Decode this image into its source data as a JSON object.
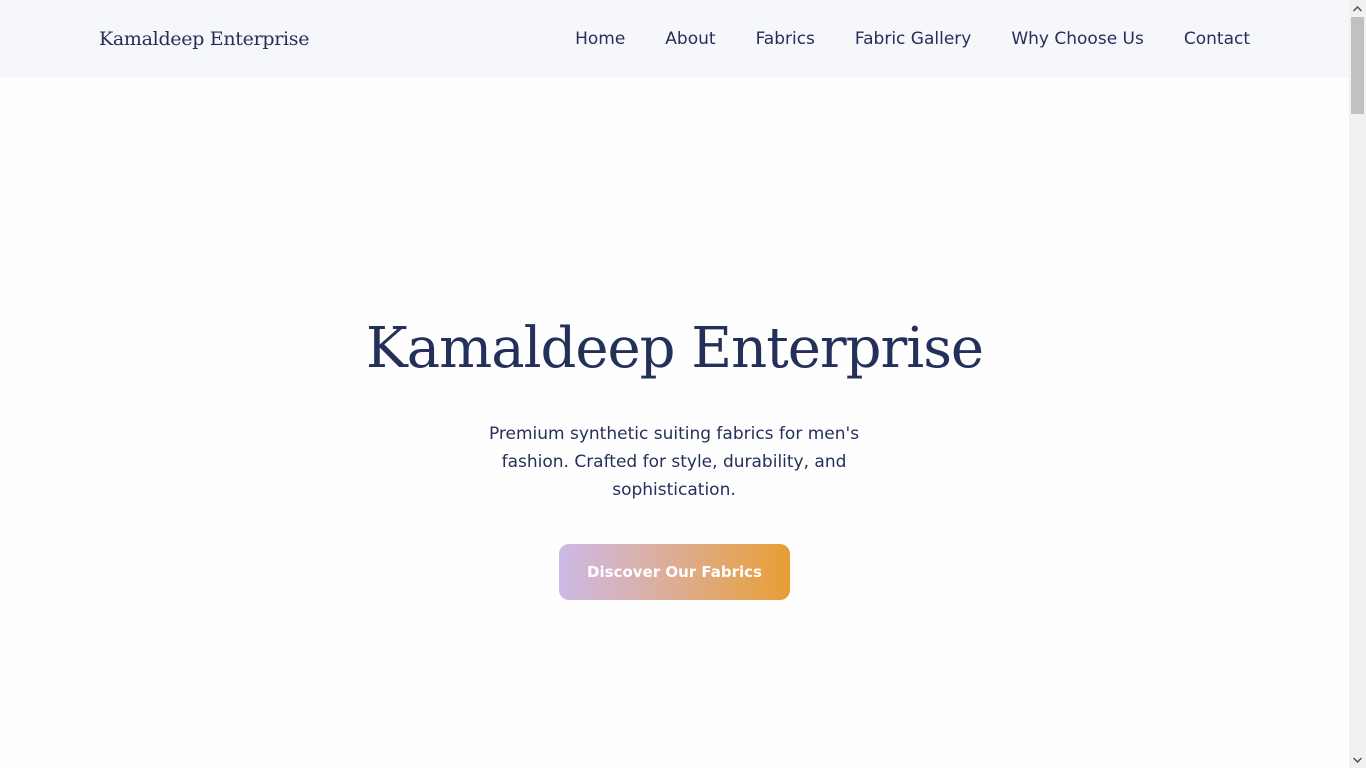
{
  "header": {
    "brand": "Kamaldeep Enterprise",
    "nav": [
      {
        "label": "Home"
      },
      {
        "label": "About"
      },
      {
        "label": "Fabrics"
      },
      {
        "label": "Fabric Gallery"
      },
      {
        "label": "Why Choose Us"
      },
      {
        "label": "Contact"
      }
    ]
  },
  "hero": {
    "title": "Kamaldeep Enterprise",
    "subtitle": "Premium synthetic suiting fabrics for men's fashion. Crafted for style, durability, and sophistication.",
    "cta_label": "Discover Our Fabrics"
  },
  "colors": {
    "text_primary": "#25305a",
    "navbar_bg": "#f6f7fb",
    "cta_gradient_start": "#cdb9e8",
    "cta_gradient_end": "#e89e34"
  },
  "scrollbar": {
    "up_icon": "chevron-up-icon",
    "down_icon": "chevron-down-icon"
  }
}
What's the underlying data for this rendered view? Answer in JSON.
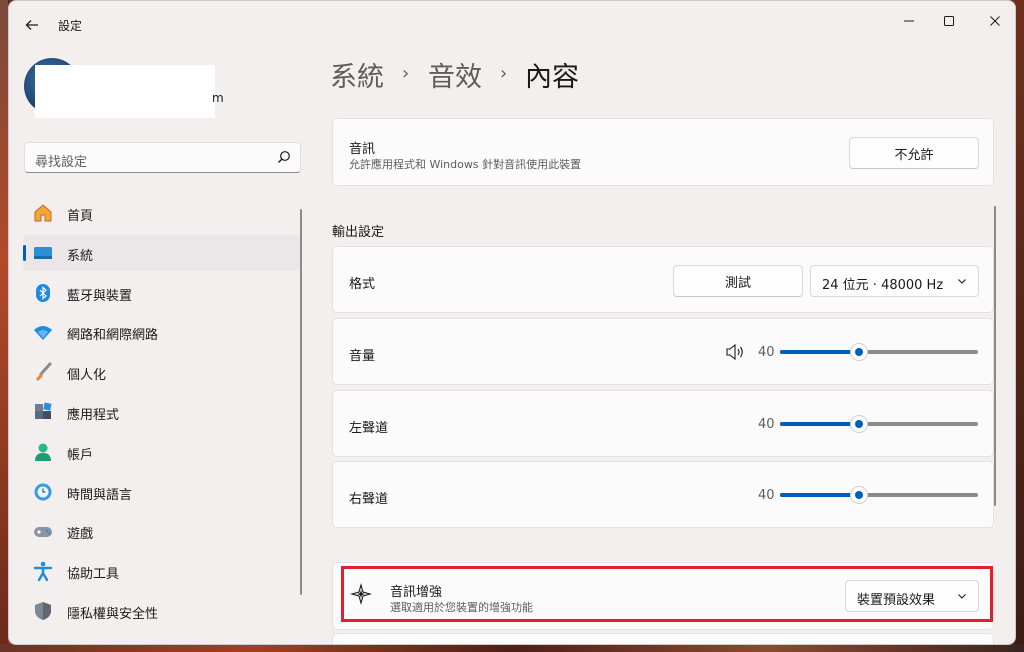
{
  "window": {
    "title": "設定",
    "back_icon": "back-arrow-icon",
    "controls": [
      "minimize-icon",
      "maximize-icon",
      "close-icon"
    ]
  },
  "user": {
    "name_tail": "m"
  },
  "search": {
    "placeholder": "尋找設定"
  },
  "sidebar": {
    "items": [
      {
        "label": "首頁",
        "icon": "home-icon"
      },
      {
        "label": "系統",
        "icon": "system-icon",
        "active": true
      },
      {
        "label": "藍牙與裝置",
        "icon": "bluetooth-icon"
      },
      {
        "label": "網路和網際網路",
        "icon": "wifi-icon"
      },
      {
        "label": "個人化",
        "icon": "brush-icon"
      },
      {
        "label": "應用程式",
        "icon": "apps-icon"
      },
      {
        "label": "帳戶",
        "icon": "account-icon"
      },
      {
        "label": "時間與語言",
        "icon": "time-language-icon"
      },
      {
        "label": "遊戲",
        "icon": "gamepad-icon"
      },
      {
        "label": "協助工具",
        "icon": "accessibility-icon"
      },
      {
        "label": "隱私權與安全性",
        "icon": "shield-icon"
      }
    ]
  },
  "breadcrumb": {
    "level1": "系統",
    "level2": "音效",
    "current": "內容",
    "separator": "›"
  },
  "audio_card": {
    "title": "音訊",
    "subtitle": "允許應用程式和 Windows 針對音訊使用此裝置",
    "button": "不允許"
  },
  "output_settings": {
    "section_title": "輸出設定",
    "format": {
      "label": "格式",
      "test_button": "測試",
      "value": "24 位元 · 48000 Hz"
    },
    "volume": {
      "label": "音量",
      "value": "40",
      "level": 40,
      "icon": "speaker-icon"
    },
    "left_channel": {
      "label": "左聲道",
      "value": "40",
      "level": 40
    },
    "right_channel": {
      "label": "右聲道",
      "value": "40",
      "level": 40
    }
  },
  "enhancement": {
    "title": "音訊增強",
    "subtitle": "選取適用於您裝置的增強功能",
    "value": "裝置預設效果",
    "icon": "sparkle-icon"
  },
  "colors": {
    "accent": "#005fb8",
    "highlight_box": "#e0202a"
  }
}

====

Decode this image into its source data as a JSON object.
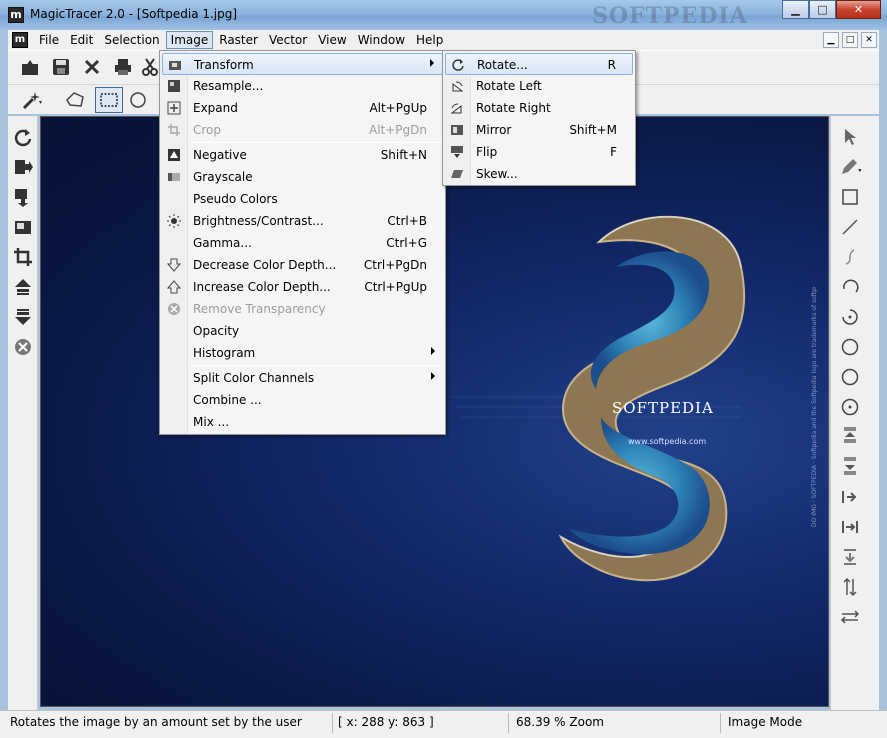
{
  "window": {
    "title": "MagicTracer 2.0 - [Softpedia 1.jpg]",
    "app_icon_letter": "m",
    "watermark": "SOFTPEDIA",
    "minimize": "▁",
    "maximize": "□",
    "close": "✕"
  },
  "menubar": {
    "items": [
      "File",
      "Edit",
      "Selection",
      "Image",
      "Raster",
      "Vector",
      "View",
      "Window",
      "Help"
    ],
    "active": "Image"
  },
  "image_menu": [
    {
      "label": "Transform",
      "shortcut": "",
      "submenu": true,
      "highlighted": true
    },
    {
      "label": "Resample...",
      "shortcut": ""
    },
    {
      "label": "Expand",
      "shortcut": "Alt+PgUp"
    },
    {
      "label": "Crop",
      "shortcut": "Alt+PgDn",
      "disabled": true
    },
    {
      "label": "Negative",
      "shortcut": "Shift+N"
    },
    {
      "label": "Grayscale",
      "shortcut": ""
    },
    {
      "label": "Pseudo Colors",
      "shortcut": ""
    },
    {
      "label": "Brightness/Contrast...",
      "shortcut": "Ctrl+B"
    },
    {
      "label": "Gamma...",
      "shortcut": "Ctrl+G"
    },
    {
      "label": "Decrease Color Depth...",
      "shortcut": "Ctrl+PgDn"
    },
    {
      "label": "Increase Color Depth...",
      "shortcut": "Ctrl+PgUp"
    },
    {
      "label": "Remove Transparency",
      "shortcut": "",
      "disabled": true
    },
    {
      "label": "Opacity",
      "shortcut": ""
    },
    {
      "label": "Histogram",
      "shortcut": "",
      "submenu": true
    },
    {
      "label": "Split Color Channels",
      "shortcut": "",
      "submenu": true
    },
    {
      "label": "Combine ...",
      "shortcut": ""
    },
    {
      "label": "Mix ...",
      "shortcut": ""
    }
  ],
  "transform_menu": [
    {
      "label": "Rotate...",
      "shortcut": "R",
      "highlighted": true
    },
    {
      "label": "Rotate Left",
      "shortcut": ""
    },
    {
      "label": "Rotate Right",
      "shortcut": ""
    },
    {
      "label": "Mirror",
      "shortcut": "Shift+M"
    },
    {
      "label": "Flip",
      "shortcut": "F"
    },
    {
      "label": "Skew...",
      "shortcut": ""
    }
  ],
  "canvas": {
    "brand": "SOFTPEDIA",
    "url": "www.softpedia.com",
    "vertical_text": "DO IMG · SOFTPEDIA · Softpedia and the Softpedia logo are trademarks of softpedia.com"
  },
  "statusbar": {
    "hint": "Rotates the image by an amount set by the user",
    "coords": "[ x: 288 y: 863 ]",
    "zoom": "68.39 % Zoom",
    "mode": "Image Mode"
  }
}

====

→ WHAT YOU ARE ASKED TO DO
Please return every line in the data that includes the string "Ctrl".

→ TASK ANSWER
      "shortcut": "Ctrl+B"
      "shortcut": "Ctrl+G"
      "shortcut": "Ctrl+PgDn"
      "shortcut": "Ctrl+PgUp"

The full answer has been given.